There are many reasons which have led us to the situation we are in.  The unholy nexus between the politicians and bureaucracy, muscle power and corruption and poor governance are some of them. At the time of the election, political parties spend a huge sum of money buying the votes for illegitimate purposes. The lack of awareness amongst masses about the criminal records of these politicians and weak powers of the Election Commission in this regard are major hurdles.

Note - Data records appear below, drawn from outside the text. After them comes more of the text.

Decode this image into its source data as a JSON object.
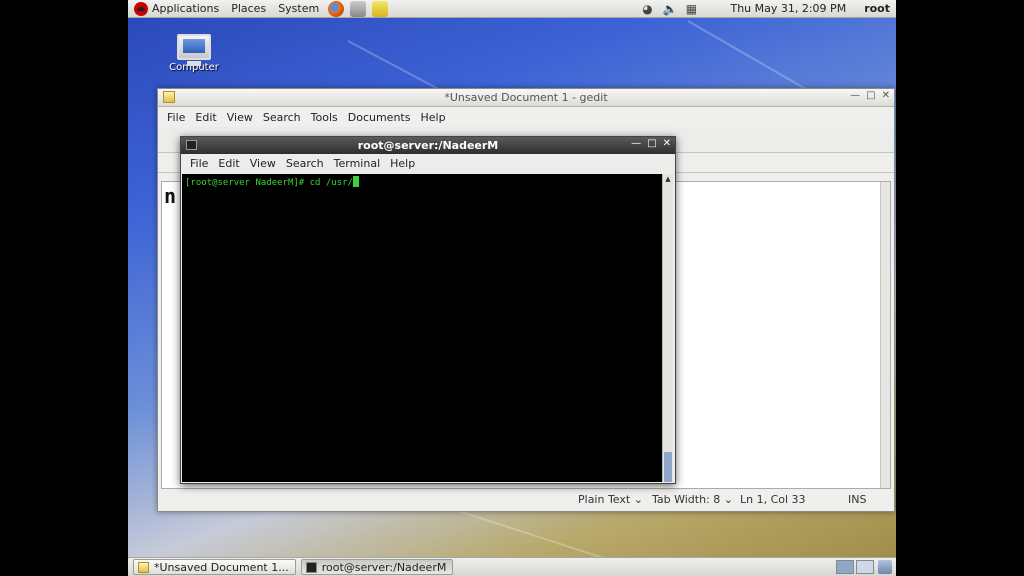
{
  "top_panel": {
    "menus": [
      "Applications",
      "Places",
      "System"
    ],
    "clock": "Thu May 31,  2:09 PM",
    "user": "root"
  },
  "desktop": {
    "icons": [
      {
        "label": "Computer"
      }
    ]
  },
  "gedit": {
    "title": "*Unsaved Document 1 - gedit",
    "menu": [
      "File",
      "Edit",
      "View",
      "Search",
      "Tools",
      "Documents",
      "Help"
    ],
    "editor_text": "n",
    "status": {
      "language": "Plain Text",
      "tab_width": "Tab Width:  8",
      "position": "Ln 1, Col 33",
      "mode": "INS"
    }
  },
  "terminal": {
    "title": "root@server:/NadeerM",
    "menu": [
      "File",
      "Edit",
      "View",
      "Search",
      "Terminal",
      "Help"
    ],
    "prompt": "[root@server NadeerM]# ",
    "command": "cd /usr/"
  },
  "taskbar": {
    "items": [
      {
        "label": "*Unsaved Document 1..."
      },
      {
        "label": "root@server:/NadeerM"
      }
    ]
  }
}
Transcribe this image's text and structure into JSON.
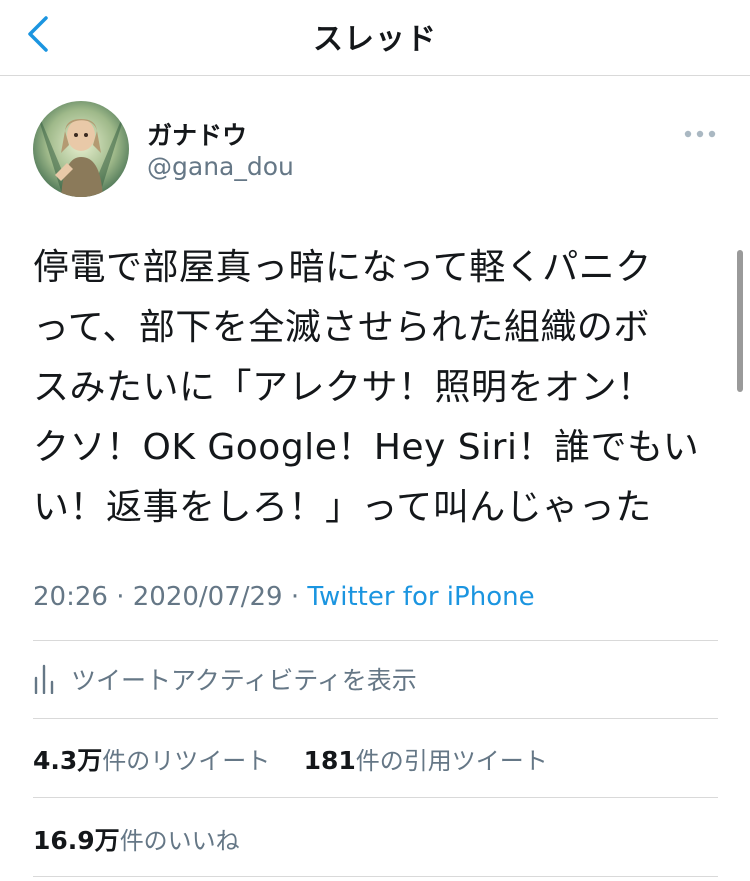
{
  "header": {
    "title": "スレッド",
    "back_icon": "chevron-left-icon"
  },
  "tweet": {
    "author": {
      "display_name": "ガナドウ",
      "handle": "@gana_dou"
    },
    "text_lines": [
      "停電で部屋真っ暗になって軽くパニク",
      "って、部下を全滅させられた組織のボ",
      "スみたいに「アレクサ！照明をオン！",
      "クソ！OK Google！Hey Siri！誰でもい",
      "い！返事をしろ！」って叫んじゃった"
    ],
    "time": "20:26",
    "separator": "·",
    "date": "2020/07/29",
    "source": "Twitter for iPhone"
  },
  "activity": {
    "label": "ツイートアクティビティを表示",
    "icon": "bar-chart-icon"
  },
  "stats": {
    "retweets_count": "4.3万",
    "retweets_label": "件のリツイート",
    "quotes_count": "181",
    "quotes_label": "件の引用ツイート",
    "likes_count": "16.9万",
    "likes_label": "件のいいね"
  },
  "colors": {
    "accent": "#1b95e0",
    "secondary_text": "#657786",
    "divider": "#d9d9d9"
  }
}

The Section 8 of Representation of People’s Act, 1951 contains provisions for disqualification on the grounds of election offences, conviction for any offence resulting in the imprisonment for two or more years, failure to give account of election expenses within time, corruption or disloyalty, holding office under Government company, promoting enmity between different groups or offence of bribery and preaching or practicing of social crimes like untouchability, dowry, etc. Also, the Supreme Court in February 2020 ordered the political parties to publish criminal antecedents of their candidates for the Legislative Assembly & Lok Sabha elections. It is mandatory for all political parties to publish all details regarding pending criminal cases against their chosen candidates in local newspapers, on party websites, social media handles. However, a lack of political will and the very basic set-up of Indian society which makes it vulnerable to polarization towards caste and religion are the major impediments for a long-term change.


Setting up of fast track courts to deal with election offences can go a long way in cleaning Indian politics. Barring those from contesting elections who have been charged for heinous crimes and corrupt practices must be a priority for Indian polity now. Giving protection to the whistleblowers and witnesses during the course of investigation is of utmost importance. Also, setting up an independent agency to investigate electoral offences would resolve the issue to a great extent.



Participation of people with criminal charges in politics is against the very spirit of democracy. The law-breakers cannot be the law-makers of the largest democracy of the world. For the democratic principles to sustain and prove beneficial for the masses there is a pressing necessity for de-criminalisation of politics in the country.